**What you need to do:** The output should be identical to the entries that follow.

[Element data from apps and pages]
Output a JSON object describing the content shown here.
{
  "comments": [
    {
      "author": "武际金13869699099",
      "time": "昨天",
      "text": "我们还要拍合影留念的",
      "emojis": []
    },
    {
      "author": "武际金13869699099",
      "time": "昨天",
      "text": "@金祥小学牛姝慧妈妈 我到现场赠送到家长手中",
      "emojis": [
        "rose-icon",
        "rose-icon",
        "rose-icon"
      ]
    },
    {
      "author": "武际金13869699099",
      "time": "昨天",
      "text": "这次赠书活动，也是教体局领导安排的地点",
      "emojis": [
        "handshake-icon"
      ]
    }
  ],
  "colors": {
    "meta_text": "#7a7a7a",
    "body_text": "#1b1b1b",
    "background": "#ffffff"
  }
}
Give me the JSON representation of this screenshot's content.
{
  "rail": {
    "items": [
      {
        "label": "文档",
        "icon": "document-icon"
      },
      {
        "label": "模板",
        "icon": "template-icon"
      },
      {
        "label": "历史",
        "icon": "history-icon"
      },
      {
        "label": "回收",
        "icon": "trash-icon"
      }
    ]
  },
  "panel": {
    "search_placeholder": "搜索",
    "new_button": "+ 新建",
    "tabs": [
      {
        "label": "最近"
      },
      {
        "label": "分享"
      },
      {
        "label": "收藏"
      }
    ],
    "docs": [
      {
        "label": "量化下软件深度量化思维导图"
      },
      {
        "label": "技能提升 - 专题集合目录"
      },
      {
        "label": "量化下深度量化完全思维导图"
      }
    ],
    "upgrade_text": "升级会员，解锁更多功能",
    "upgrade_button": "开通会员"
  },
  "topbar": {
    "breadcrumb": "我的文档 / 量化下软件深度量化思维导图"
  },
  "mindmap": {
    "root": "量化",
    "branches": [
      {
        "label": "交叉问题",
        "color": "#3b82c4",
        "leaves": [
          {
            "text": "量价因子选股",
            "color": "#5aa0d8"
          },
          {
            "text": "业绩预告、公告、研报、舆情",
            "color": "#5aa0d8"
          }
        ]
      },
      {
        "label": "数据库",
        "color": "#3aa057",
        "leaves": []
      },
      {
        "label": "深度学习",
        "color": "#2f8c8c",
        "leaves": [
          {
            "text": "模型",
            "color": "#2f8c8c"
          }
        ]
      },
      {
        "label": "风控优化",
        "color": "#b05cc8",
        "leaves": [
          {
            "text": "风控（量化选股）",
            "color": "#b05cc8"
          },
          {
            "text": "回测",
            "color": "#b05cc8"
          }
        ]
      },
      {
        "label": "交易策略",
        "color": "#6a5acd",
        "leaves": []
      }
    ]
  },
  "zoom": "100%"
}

**Exercise result:**
Output a JSON object describing the content shown here.
{
  "comments": [
    {
      "author": "武际金13869699099",
      "time": "昨天",
      "text": "我们还要拍合影留念的",
      "emojis": []
    },
    {
      "author": "武际金13869699099",
      "time": "昨天",
      "text": "@金祥小学牛姝慧妈妈 我到现场赠送到家长手中",
      "emojis": [
        "rose-icon",
        "rose-icon",
        "rose-icon"
      ]
    },
    {
      "author": "武际金13869699099",
      "time": "昨天",
      "text": "这次赠书活动，也是教体局领导安排的地点",
      "emojis": [
        "handshake-icon"
      ]
    }
  ],
  "colors": {
    "meta_text": "#7a7a7a",
    "body_text": "#1b1b1b",
    "background": "#ffffff"
  }
}
Give me the JSON representation of this screenshot's content.
{
  "rail": {
    "items": [
      {
        "label": "文档",
        "icon": "document-icon"
      },
      {
        "label": "模板",
        "icon": "template-icon"
      },
      {
        "label": "历史",
        "icon": "history-icon"
      },
      {
        "label": "回收",
        "icon": "trash-icon"
      }
    ]
  },
  "panel": {
    "search_placeholder": "搜索",
    "new_button": "+ 新建",
    "tabs": [
      {
        "label": "最近"
      },
      {
        "label": "分享"
      },
      {
        "label": "收藏"
      }
    ],
    "docs": [
      {
        "label": "量化下软件深度量化思维导图"
      },
      {
        "label": "技能提升 - 专题集合目录"
      },
      {
        "label": "量化下深度量化完全思维导图"
      }
    ],
    "upgrade_text": "升级会员，解锁更多功能",
    "upgrade_button": "开通会员"
  },
  "topbar": {
    "breadcrumb": "我的文档 / 量化下软件深度量化思维导图"
  },
  "mindmap": {
    "root": "量化",
    "branches": [
      {
        "label": "交叉问题",
        "color": "#3b82c4",
        "leaves": [
          {
            "text": "量价因子选股",
            "color": "#5aa0d8"
          },
          {
            "text": "业绩预告、公告、研报、舆情",
            "color": "#5aa0d8"
          }
        ]
      },
      {
        "label": "数据库",
        "color": "#3aa057",
        "leaves": []
      },
      {
        "label": "深度学习",
        "color": "#2f8c8c",
        "leaves": [
          {
            "text": "模型",
            "color": "#2f8c8c"
          }
        ]
      },
      {
        "label": "风控优化",
        "color": "#b05cc8",
        "leaves": [
          {
            "text": "风控（量化选股）",
            "color": "#b05cc8"
          },
          {
            "text": "回测",
            "color": "#b05cc8"
          }
        ]
      },
      {
        "label": "交易策略",
        "color": "#6a5acd",
        "leaves": []
      }
    ]
  },
  "zoom": "100%"
}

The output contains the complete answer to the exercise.